As reported by Reuters, the Robinhood crypto trading platform targets a valuation of $35 billion in its IPO that is will take place in the U.S.
This public offering has already become one of the most highly expected ones this year. The company plans to go public after a confrontation between hedge funds from Wall Street and the new gen of retail investors (including crypto investors) over Gamestop shares, which took place several months ago.
Previously, the Robinhood app was targeting a higher evaluation – up to $40 billion.
Robinhood seeks up to $35 bln valuation in mega U.S. IPO https://t.co/EzCNCCsgD2 pic.twitter.com/FaUSXoADFE— Reuters Business (@ReutersBiz) July 19, 2021
Robinhood plans to raise $2.3 billion
The company will offer around 55 million shares during its public offering, hoping to raise more than $2.3 billion from that event. According to the filing, around 2.63 million of those stocks are going to be offered by the app's founders and the CFO. The funds obtained from that will not go to Robinhood's accounts.
As for the shares, the price will be set between $38 and $42, as per a company rep cited by Reuters.
Up to 150 million of Class A common stock is going to be bought by Salesforce Ventures (an investment subsidiary of the Salesforce.com, Inc. software company) at the price set during the public offering.

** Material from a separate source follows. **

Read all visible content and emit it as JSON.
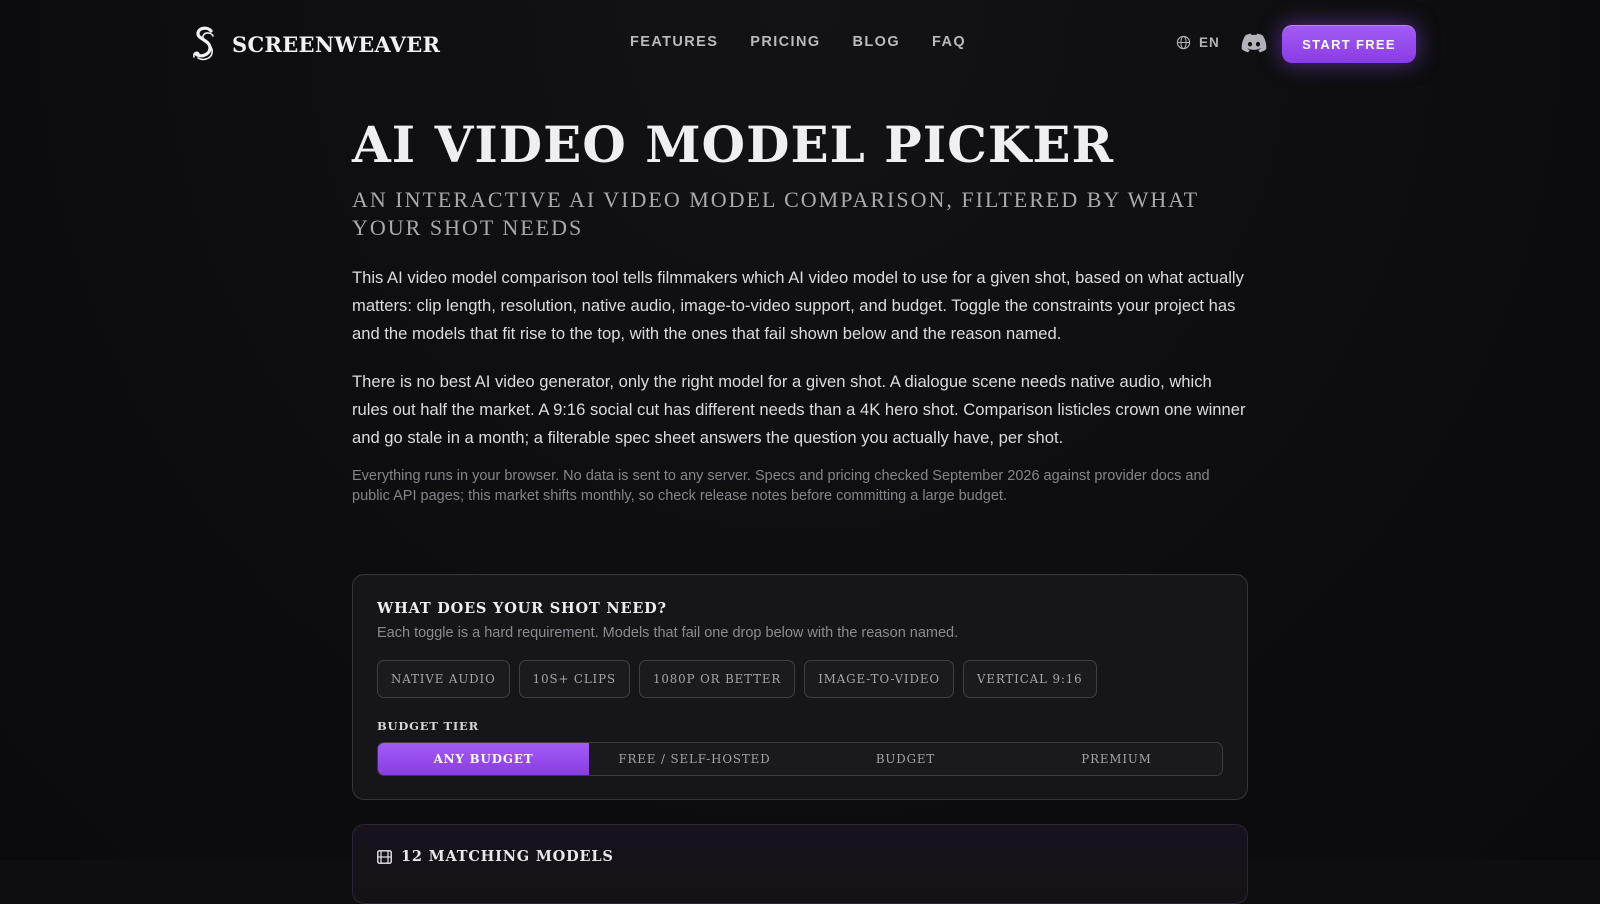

The company announced its plans to conduct an IPO and filed the necessary documentation for it on July 1, as covered by U.Today.
Robinhood faced criticism for restricting GME trading
In late January, during the peak of the mania related to the me-stock trading (Gamestop), and the trading of other popular stocks, Robinhood, and a few other trading apps (TD Ameritrade, etc.) restricted the trading of GME, AMC and NOC when these shares reached their peak prices.
The Robinhood founders then explained that this was done to protect investors from possible damages. They were unable to buy any of these popular shares but could still sell them.
Crypto enthusiasts, including prominent Bitcoiner Max Keiser, David Portnoy and Barry Silbert, pointed out fairly that unlike stocks, nobody can restrict the trading of Bitcoin, Ethereum and other cryptocurrencies. It does not cease even on the weekend.
Recently, the Robinhood app added support for Dogecoin, and Elon Musk called this platform the biggest DOGE whale.